## TASK ITEM
Copy the records below in full, changing no character.

|---|

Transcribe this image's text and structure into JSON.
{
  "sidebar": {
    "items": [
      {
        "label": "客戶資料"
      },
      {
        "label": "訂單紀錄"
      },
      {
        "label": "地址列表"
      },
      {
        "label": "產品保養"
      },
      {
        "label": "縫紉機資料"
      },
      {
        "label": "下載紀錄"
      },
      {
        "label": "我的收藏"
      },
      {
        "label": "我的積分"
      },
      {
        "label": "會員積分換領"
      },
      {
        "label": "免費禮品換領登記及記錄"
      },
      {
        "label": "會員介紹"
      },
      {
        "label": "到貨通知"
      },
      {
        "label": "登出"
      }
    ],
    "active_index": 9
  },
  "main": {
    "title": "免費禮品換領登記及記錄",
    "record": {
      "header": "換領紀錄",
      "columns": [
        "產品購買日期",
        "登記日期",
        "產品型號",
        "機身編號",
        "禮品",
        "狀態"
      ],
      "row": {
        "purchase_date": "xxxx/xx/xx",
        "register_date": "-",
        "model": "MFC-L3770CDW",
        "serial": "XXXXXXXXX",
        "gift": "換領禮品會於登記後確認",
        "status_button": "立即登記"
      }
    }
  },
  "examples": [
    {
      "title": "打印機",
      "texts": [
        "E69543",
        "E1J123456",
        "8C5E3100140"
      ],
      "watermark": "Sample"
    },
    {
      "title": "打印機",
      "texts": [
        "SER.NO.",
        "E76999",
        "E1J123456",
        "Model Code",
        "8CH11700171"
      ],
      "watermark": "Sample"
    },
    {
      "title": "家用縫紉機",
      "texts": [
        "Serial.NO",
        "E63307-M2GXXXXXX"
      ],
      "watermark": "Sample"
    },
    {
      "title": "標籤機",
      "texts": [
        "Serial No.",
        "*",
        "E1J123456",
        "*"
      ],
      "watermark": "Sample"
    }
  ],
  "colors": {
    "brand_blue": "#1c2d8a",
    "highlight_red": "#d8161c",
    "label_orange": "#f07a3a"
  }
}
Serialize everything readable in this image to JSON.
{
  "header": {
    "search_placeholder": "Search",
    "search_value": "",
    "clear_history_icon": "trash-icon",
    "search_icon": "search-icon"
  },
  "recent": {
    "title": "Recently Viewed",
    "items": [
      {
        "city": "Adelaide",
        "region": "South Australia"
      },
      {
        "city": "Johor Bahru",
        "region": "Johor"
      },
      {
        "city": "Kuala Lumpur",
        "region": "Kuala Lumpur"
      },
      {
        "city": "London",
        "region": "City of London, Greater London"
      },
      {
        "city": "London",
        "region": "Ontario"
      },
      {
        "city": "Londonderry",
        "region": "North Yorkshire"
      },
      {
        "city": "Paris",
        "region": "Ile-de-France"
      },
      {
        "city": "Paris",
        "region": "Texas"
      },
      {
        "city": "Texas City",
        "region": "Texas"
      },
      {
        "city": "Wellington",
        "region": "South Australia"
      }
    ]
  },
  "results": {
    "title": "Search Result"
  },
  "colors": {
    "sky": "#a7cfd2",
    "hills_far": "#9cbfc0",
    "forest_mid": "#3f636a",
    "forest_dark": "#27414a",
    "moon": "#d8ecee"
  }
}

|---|

## RESULT OF THIS TASK
Transcribe this image's text and structure into JSON.
{
  "sidebar": {
    "items": [
      {
        "label": "客戶資料"
      },
      {
        "label": "訂單紀錄"
      },
      {
        "label": "地址列表"
      },
      {
        "label": "產品保養"
      },
      {
        "label": "縫紉機資料"
      },
      {
        "label": "下載紀錄"
      },
      {
        "label": "我的收藏"
      },
      {
        "label": "我的積分"
      },
      {
        "label": "會員積分換領"
      },
      {
        "label": "免費禮品換領登記及記錄"
      },
      {
        "label": "會員介紹"
      },
      {
        "label": "到貨通知"
      },
      {
        "label": "登出"
      }
    ],
    "active_index": 9
  },
  "main": {
    "title": "免費禮品換領登記及記錄",
    "record": {
      "header": "換領紀錄",
      "columns": [
        "產品購買日期",
        "登記日期",
        "產品型號",
        "機身編號",
        "禮品",
        "狀態"
      ],
      "row": {
        "purchase_date": "xxxx/xx/xx",
        "register_date": "-",
        "model": "MFC-L3770CDW",
        "serial": "XXXXXXXXX",
        "gift": "換領禮品會於登記後確認",
        "status_button": "立即登記"
      }
    }
  },
  "examples": [
    {
      "title": "打印機",
      "texts": [
        "E69543",
        "E1J123456",
        "8C5E3100140"
      ],
      "watermark": "Sample"
    },
    {
      "title": "打印機",
      "texts": [
        "SER.NO.",
        "E76999",
        "E1J123456",
        "Model Code",
        "8CH11700171"
      ],
      "watermark": "Sample"
    },
    {
      "title": "家用縫紉機",
      "texts": [
        "Serial.NO",
        "E63307-M2GXXXXXX"
      ],
      "watermark": "Sample"
    },
    {
      "title": "標籤機",
      "texts": [
        "Serial No.",
        "*",
        "E1J123456",
        "*"
      ],
      "watermark": "Sample"
    }
  ],
  "colors": {
    "brand_blue": "#1c2d8a",
    "highlight_red": "#d8161c",
    "label_orange": "#f07a3a"
  }
}
Serialize everything readable in this image to JSON.
{
  "header": {
    "search_placeholder": "Search",
    "search_value": "",
    "clear_history_icon": "trash-icon",
    "search_icon": "search-icon"
  },
  "recent": {
    "title": "Recently Viewed",
    "items": [
      {
        "city": "Adelaide",
        "region": "South Australia"
      },
      {
        "city": "Johor Bahru",
        "region": "Johor"
      },
      {
        "city": "Kuala Lumpur",
        "region": "Kuala Lumpur"
      },
      {
        "city": "London",
        "region": "City of London, Greater London"
      },
      {
        "city": "London",
        "region": "Ontario"
      },
      {
        "city": "Londonderry",
        "region": "North Yorkshire"
      },
      {
        "city": "Paris",
        "region": "Ile-de-France"
      },
      {
        "city": "Paris",
        "region": "Texas"
      },
      {
        "city": "Texas City",
        "region": "Texas"
      },
      {
        "city": "Wellington",
        "region": "South Australia"
      }
    ]
  },
  "results": {
    "title": "Search Result"
  },
  "colors": {
    "sky": "#a7cfd2",
    "hills_far": "#9cbfc0",
    "forest_mid": "#3f636a",
    "forest_dark": "#27414a",
    "moon": "#d8ecee"
  }
}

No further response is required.